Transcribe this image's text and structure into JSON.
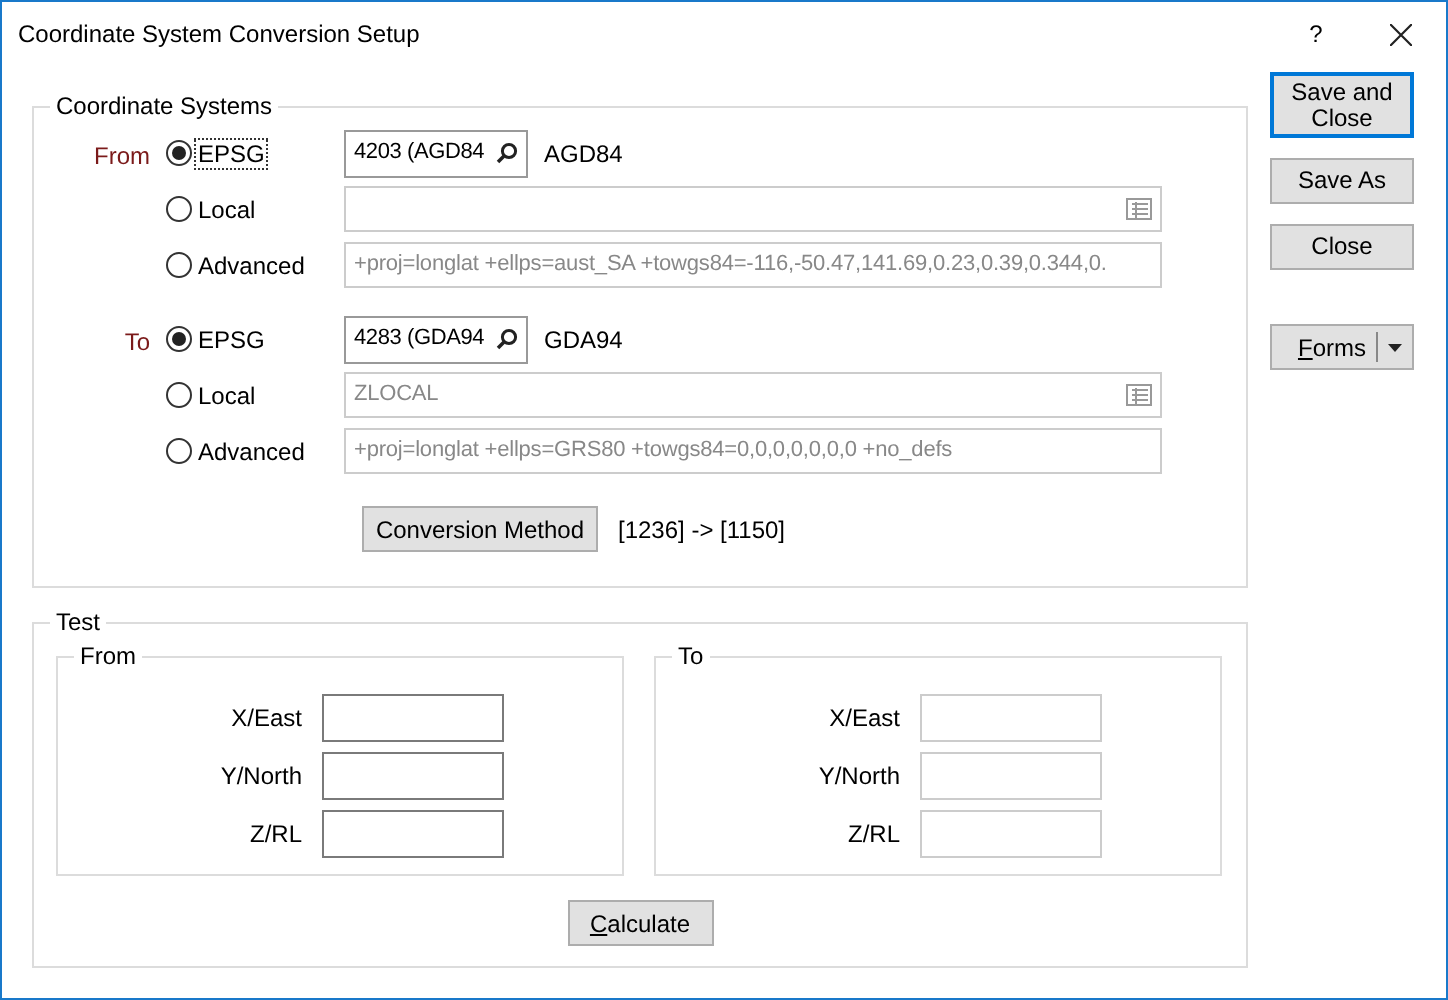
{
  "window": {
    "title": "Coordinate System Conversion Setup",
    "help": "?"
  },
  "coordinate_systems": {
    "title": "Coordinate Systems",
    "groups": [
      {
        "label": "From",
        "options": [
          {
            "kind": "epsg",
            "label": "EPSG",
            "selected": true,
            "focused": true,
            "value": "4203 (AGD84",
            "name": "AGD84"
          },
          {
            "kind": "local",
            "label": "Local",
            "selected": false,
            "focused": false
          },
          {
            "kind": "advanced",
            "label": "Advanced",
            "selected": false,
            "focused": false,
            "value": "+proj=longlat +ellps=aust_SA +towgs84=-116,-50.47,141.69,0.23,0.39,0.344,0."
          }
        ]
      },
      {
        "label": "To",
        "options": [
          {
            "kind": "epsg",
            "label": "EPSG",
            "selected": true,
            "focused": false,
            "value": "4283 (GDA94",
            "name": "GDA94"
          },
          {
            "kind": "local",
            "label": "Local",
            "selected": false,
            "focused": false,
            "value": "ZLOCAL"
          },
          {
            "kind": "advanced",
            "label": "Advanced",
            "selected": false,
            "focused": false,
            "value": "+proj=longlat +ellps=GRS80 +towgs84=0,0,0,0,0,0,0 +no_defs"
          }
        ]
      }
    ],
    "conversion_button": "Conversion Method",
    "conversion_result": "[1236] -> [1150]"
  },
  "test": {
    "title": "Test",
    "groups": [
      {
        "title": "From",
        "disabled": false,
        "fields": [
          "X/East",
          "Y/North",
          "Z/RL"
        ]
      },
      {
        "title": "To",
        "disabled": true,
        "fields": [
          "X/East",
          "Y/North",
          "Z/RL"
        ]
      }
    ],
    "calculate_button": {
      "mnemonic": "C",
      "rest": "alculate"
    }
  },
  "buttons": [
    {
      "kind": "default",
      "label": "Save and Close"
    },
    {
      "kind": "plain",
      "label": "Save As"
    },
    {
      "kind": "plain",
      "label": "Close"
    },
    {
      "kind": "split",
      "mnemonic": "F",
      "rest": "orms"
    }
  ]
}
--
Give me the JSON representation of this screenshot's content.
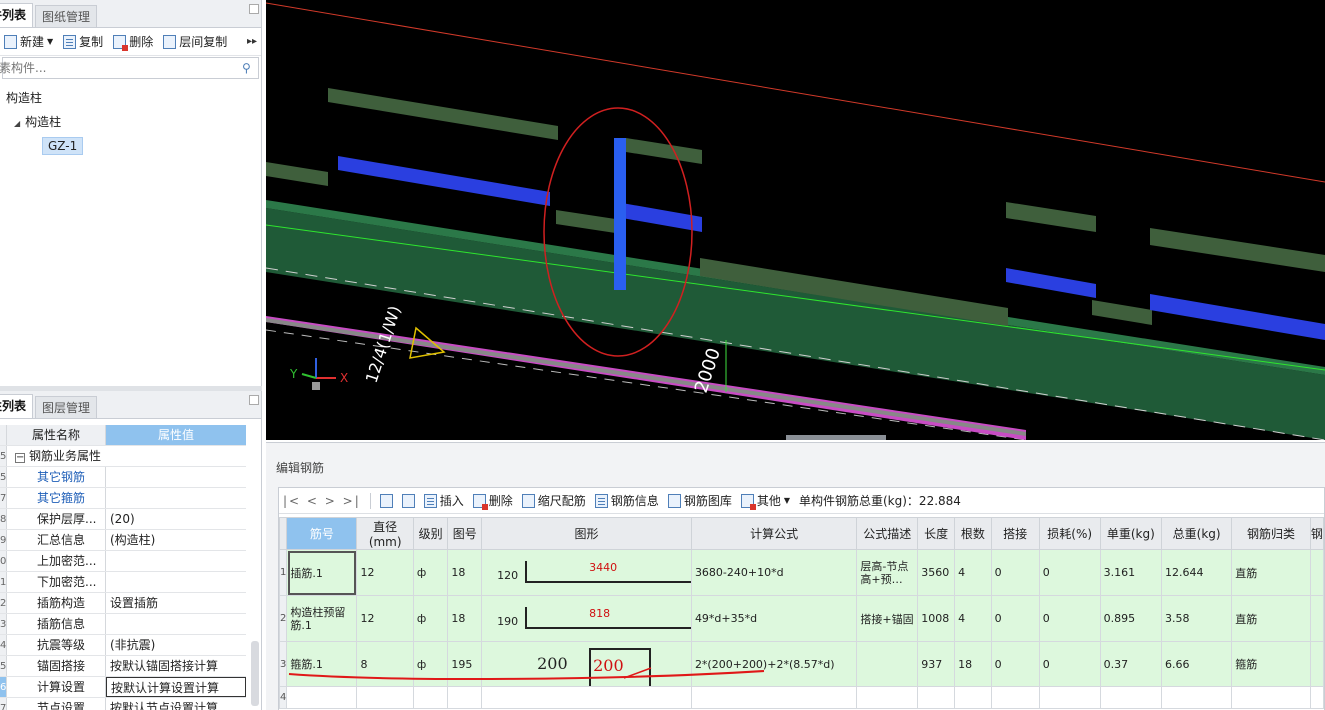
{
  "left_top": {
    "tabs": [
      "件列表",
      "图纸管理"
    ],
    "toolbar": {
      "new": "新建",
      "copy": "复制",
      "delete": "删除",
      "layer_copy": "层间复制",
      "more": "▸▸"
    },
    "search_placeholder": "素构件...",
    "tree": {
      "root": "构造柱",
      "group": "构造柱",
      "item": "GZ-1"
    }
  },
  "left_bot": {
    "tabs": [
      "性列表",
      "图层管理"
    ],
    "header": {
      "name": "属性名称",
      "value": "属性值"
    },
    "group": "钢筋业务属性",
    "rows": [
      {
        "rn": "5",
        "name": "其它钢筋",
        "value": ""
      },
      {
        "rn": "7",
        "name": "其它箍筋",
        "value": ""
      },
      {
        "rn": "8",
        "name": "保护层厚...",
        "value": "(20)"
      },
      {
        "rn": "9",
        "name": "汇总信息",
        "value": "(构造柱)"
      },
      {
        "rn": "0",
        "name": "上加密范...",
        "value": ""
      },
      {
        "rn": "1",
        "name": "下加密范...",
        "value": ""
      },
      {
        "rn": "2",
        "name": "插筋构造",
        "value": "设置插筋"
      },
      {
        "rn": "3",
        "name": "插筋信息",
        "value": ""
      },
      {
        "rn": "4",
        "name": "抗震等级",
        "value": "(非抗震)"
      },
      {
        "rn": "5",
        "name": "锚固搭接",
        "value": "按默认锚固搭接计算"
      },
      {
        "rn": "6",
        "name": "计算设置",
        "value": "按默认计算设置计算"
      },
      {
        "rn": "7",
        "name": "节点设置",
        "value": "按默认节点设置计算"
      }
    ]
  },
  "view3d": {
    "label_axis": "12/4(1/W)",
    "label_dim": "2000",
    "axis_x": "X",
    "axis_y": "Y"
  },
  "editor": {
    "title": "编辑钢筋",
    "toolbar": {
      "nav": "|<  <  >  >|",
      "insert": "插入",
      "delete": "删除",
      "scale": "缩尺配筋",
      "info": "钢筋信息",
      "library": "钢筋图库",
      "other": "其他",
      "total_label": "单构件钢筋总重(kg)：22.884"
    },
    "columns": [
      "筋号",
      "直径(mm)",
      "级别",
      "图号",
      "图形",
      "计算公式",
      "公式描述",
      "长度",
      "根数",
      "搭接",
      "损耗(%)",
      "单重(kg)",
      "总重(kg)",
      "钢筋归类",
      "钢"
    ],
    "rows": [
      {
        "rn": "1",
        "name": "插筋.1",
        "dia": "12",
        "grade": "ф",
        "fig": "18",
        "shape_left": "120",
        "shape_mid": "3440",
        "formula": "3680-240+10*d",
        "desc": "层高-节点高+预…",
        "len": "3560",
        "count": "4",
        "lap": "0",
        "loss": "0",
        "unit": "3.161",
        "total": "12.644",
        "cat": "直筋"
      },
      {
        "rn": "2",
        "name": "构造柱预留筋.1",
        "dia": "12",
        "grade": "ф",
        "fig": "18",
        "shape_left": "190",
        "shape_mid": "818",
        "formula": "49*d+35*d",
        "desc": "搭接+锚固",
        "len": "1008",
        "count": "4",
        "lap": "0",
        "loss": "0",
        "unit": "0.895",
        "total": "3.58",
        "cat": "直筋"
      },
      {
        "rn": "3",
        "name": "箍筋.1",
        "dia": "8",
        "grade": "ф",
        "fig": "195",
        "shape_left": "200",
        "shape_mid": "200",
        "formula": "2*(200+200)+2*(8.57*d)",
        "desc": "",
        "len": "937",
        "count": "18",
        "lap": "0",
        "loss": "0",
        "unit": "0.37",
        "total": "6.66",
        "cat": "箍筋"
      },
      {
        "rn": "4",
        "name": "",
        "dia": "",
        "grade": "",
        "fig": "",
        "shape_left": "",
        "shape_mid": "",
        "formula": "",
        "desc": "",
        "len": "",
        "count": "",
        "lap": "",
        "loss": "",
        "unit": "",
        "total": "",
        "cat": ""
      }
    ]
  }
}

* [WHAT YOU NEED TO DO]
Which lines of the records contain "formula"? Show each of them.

* [YOUR RESPONSE]
        "formula": "3680-240+10*d",
        "formula": "49*d+35*d",
        "formula": "2*(200+200)+2*(8.57*d)",
        "formula": "",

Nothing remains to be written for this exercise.